Each day this week, I will feature a new Q&A with Ellen Meister (author of SECRET CONFESSIONS OF THE APPLEWOOD PTA), along with a link to one of her stories.
THIS JUST IN: Lisa Kudrow discussed making the audiobook for SECRET CONFESSIONS OF THE APPLEWOOD PTA on The Tonight Show last night!
Q & A:
MC: I find it torturous, at times, to choose names for my characters. I might choose a name and be really happy with it and then realize that someone I’m related to or a friend’s husband has the same name and then I worry that if so-and-so ever reads this will he/she worry that I chose that name on purpose and am sending some sort of message (which is not the case!). So what about you? How do you go about choosing names for your characters?

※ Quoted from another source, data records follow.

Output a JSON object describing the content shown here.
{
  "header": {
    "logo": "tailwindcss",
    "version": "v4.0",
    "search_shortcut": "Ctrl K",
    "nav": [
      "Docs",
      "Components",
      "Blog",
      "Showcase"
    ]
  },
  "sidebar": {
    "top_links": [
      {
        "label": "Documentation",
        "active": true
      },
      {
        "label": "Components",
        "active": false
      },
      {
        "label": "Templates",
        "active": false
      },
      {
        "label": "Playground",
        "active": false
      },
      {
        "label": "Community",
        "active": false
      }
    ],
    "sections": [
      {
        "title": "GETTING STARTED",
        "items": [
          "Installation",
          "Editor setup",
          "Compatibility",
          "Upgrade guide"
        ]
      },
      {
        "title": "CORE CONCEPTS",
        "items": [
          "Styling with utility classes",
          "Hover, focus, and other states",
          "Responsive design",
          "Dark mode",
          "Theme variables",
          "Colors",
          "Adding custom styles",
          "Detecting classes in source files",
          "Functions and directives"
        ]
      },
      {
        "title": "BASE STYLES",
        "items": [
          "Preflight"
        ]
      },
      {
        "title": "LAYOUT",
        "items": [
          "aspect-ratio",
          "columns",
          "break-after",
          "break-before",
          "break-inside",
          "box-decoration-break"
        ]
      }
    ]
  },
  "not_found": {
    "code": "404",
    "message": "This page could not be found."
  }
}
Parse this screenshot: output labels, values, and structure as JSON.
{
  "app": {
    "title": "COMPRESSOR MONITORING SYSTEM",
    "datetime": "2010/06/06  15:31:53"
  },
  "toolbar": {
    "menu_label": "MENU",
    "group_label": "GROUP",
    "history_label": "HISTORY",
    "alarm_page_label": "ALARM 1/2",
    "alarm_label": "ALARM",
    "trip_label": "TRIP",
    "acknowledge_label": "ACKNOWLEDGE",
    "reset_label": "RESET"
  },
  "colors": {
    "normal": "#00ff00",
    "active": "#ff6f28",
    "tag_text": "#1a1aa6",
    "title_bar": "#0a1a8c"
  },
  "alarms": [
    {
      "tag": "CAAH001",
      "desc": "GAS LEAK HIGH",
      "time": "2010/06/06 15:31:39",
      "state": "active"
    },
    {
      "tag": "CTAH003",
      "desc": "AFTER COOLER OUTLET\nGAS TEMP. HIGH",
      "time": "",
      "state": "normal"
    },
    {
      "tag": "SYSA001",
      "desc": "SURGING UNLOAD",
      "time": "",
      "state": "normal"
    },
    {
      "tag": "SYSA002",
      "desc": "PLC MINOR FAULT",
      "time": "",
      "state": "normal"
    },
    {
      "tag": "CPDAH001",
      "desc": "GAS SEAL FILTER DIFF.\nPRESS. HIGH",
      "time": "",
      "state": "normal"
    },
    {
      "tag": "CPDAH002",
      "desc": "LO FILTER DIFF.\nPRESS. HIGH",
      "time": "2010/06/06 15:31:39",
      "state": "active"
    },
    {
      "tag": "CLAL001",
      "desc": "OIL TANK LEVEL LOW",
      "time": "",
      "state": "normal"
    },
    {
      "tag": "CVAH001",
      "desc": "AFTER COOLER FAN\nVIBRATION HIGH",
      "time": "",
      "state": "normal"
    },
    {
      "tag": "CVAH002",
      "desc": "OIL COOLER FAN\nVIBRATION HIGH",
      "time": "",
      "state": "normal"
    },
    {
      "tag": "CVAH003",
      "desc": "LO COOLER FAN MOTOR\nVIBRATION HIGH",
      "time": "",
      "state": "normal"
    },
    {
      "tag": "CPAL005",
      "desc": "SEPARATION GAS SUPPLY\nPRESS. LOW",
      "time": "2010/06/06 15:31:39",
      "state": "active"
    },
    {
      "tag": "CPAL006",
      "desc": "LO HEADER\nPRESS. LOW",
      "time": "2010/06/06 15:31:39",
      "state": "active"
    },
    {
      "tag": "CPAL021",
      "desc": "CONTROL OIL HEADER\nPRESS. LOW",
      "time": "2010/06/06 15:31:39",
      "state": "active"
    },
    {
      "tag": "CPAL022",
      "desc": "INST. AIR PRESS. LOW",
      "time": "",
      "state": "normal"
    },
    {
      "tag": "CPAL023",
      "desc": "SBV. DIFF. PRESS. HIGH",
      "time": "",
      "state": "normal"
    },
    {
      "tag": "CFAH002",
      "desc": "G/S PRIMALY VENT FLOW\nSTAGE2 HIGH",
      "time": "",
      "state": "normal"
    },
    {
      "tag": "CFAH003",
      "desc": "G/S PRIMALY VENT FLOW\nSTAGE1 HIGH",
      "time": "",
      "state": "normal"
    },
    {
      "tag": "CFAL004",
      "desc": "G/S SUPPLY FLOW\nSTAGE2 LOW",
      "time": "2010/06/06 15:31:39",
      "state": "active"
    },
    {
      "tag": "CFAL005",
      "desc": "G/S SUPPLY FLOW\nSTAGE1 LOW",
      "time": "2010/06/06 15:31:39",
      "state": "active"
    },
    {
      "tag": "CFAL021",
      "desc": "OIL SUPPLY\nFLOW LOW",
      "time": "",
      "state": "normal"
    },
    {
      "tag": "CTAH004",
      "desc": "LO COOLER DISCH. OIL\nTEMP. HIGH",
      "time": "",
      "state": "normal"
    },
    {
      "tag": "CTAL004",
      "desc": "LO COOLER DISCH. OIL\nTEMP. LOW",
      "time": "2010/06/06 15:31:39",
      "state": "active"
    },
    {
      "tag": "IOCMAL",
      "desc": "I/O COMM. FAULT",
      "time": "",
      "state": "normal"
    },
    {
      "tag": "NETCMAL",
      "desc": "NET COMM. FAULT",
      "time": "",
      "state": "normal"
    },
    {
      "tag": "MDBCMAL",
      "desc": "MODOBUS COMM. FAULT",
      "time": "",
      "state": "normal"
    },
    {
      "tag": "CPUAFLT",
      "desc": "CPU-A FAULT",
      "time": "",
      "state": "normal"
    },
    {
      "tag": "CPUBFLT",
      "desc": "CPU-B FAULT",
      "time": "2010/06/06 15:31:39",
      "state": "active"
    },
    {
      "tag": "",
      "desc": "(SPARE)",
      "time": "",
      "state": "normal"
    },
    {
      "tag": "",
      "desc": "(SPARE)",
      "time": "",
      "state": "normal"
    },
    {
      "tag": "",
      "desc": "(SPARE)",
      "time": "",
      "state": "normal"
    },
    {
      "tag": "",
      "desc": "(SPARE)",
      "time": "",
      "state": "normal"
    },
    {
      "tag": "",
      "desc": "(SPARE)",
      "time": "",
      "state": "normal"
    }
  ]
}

EM: Names are a bitch, aren’t they? That which we call a rose by any other name would smell as sweet, but you can’t smell a novel, so we’re stuck with words.
Names come to me from all different angles. Sometimes my subconscious kicks in when I need it most and gives me the right name at the exact moment I’m inventing the character. Other times it’s torture.
I tend to have more problems with last names than first names. When I wrote SECRET CONFESSIONS OF THE APPLEWOOD PTA, I agonized over finding the right last name for the character I call Lisa. I wanted something a little ridiculous, though I can’t remember why that was so important. (Was it just to set up joke? Ruth: We have a new committee member named Lisa Slotnick. Beryl: What was it before she changed it? ) I don’t remember how I came up with the name, but there might be a Woody Allen influence at play. (In Annie Hall, the character played by Carol Kane was named Allison Portchnik.)
Another character in my novel sent me to the phone book to search for the perfect name. Since he was Catholic and a love interest for one of my characters, I wanted to give him a sexy Italian last name. I picked Capobianco right out of the white pages. Admittedly, I have a weakness for Italian men, but c’mon. Paul Capobianco? That name is hot!
The characters in this story are perfectly named but that’s not the only reason why I love it. One of the many reasons is this line: “Roselle has tiny, silent feet.”–so simple, but says so much. I also love reading Ellen’s bio on this story. Not so long ago and look at what has changed! From completion to publication. Amazing! Read it: